--- Entries shown ---

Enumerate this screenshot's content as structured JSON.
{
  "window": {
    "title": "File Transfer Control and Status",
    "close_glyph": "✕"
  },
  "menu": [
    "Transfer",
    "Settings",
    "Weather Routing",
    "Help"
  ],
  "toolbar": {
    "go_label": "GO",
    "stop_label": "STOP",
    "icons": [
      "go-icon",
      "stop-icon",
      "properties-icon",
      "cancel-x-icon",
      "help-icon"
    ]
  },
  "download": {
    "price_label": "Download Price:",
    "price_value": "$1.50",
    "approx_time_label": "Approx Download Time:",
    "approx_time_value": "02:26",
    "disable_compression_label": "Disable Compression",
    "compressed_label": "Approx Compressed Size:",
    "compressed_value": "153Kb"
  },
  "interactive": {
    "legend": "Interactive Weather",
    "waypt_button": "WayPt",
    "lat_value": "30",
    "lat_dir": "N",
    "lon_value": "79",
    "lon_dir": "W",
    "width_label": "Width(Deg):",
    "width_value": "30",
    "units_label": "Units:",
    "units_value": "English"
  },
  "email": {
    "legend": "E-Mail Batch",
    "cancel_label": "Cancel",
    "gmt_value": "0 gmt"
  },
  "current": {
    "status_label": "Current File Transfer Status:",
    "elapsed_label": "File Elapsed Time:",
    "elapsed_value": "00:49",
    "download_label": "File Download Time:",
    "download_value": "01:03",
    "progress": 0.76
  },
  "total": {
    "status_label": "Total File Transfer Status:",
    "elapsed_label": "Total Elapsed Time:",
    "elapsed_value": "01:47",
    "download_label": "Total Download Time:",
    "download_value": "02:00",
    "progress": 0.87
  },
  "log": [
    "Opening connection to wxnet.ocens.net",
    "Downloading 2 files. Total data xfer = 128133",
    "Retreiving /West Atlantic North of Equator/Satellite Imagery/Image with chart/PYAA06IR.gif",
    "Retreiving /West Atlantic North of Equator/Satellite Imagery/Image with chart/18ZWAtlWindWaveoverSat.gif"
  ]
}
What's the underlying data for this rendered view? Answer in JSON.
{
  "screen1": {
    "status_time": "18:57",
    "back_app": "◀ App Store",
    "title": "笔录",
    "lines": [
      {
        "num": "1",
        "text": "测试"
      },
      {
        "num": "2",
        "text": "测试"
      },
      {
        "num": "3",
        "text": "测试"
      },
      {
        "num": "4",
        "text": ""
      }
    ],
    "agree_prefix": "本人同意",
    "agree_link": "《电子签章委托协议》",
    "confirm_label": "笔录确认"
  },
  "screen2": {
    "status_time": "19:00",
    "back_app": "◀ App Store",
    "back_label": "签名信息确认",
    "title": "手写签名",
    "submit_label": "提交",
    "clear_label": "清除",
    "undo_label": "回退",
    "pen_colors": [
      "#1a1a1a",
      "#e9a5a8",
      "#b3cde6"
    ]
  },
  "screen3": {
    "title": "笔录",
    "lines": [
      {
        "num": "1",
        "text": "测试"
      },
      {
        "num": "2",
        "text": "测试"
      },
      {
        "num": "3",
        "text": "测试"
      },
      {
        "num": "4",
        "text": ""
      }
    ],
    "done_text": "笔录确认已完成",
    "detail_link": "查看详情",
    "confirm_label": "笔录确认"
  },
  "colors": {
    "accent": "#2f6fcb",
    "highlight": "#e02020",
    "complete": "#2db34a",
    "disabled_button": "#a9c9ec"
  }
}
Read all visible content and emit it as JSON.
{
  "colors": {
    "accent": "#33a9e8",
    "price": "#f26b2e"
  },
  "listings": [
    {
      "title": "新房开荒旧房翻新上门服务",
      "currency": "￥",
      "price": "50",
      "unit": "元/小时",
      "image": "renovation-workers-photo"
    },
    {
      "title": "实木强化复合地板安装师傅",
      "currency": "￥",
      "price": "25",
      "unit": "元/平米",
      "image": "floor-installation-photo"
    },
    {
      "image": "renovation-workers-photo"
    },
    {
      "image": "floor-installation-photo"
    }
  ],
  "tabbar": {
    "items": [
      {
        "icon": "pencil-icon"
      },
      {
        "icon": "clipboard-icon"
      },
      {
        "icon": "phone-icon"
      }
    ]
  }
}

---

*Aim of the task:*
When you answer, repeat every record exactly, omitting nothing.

*Completed task:*
Enumerate this screenshot's content as structured JSON.
{
  "window": {
    "title": "File Transfer Control and Status",
    "close_glyph": "✕"
  },
  "menu": [
    "Transfer",
    "Settings",
    "Weather Routing",
    "Help"
  ],
  "toolbar": {
    "go_label": "GO",
    "stop_label": "STOP",
    "icons": [
      "go-icon",
      "stop-icon",
      "properties-icon",
      "cancel-x-icon",
      "help-icon"
    ]
  },
  "download": {
    "price_label": "Download Price:",
    "price_value": "$1.50",
    "approx_time_label": "Approx Download Time:",
    "approx_time_value": "02:26",
    "disable_compression_label": "Disable Compression",
    "compressed_label": "Approx Compressed Size:",
    "compressed_value": "153Kb"
  },
  "interactive": {
    "legend": "Interactive Weather",
    "waypt_button": "WayPt",
    "lat_value": "30",
    "lat_dir": "N",
    "lon_value": "79",
    "lon_dir": "W",
    "width_label": "Width(Deg):",
    "width_value": "30",
    "units_label": "Units:",
    "units_value": "English"
  },
  "email": {
    "legend": "E-Mail Batch",
    "cancel_label": "Cancel",
    "gmt_value": "0 gmt"
  },
  "current": {
    "status_label": "Current File Transfer Status:",
    "elapsed_label": "File Elapsed Time:",
    "elapsed_value": "00:49",
    "download_label": "File Download Time:",
    "download_value": "01:03",
    "progress": 0.76
  },
  "total": {
    "status_label": "Total File Transfer Status:",
    "elapsed_label": "Total Elapsed Time:",
    "elapsed_value": "01:47",
    "download_label": "Total Download Time:",
    "download_value": "02:00",
    "progress": 0.87
  },
  "log": [
    "Opening connection to wxnet.ocens.net",
    "Downloading 2 files. Total data xfer = 128133",
    "Retreiving /West Atlantic North of Equator/Satellite Imagery/Image with chart/PYAA06IR.gif",
    "Retreiving /West Atlantic North of Equator/Satellite Imagery/Image with chart/18ZWAtlWindWaveoverSat.gif"
  ]
}
What's the underlying data for this rendered view? Answer in JSON.
{
  "screen1": {
    "status_time": "18:57",
    "back_app": "◀ App Store",
    "title": "笔录",
    "lines": [
      {
        "num": "1",
        "text": "测试"
      },
      {
        "num": "2",
        "text": "测试"
      },
      {
        "num": "3",
        "text": "测试"
      },
      {
        "num": "4",
        "text": ""
      }
    ],
    "agree_prefix": "本人同意",
    "agree_link": "《电子签章委托协议》",
    "confirm_label": "笔录确认"
  },
  "screen2": {
    "status_time": "19:00",
    "back_app": "◀ App Store",
    "back_label": "签名信息确认",
    "title": "手写签名",
    "submit_label": "提交",
    "clear_label": "清除",
    "undo_label": "回退",
    "pen_colors": [
      "#1a1a1a",
      "#e9a5a8",
      "#b3cde6"
    ]
  },
  "screen3": {
    "title": "笔录",
    "lines": [
      {
        "num": "1",
        "text": "测试"
      },
      {
        "num": "2",
        "text": "测试"
      },
      {
        "num": "3",
        "text": "测试"
      },
      {
        "num": "4",
        "text": ""
      }
    ],
    "done_text": "笔录确认已完成",
    "detail_link": "查看详情",
    "confirm_label": "笔录确认"
  },
  "colors": {
    "accent": "#2f6fcb",
    "highlight": "#e02020",
    "complete": "#2db34a",
    "disabled_button": "#a9c9ec"
  }
}
Read all visible content and emit it as JSON.
{
  "colors": {
    "accent": "#33a9e8",
    "price": "#f26b2e"
  },
  "listings": [
    {
      "title": "新房开荒旧房翻新上门服务",
      "currency": "￥",
      "price": "50",
      "unit": "元/小时",
      "image": "renovation-workers-photo"
    },
    {
      "title": "实木强化复合地板安装师傅",
      "currency": "￥",
      "price": "25",
      "unit": "元/平米",
      "image": "floor-installation-photo"
    },
    {
      "image": "renovation-workers-photo"
    },
    {
      "image": "floor-installation-photo"
    }
  ],
  "tabbar": {
    "items": [
      {
        "icon": "pencil-icon"
      },
      {
        "icon": "clipboard-icon"
      },
      {
        "icon": "phone-icon"
      }
    ]
  }
}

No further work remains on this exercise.